They’ve (electronic devices) shifted us more toward information snacking, and I would argue toward shorter attention spans.Actually, if it's well designed, I'd like to think future versions of the Kindle will be the solution for both long-form reading and information snacking.
If our tools make information snacking easier, we’ll shift more toward information snacking and away from long-form reading.
We hope Kindle and its successors may gradually and incrementally move us over years into a world with longer spans of attention, providing a counterbalance to the recent proliferation of info-snacking tools.
I just started reading The Last Lecture on my Blackberry (via Mobipocket). I always have my Blackberry with me, so I'll read it in time slices throughout the day. In this situation I'm forcing the info-snacking Blackberry to serve as more of a long-form reading device. Not ideal, but certainly an adequate solution for a 224-page book.
Although Bezos hopes we'll all develop longer attention spans, I think that's highly unlikely.

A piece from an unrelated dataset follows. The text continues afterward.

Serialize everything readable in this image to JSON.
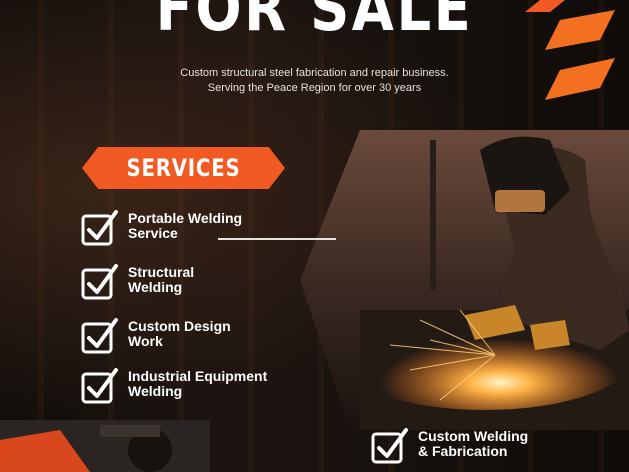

In fact, my bet is that future versions of the Kindle will have more and more info-snacking capabilities built-in. I just can't see any device having a major impact on reading patterns and info-gathering tendencies, unless that device is simply encouraging even more info-snacking.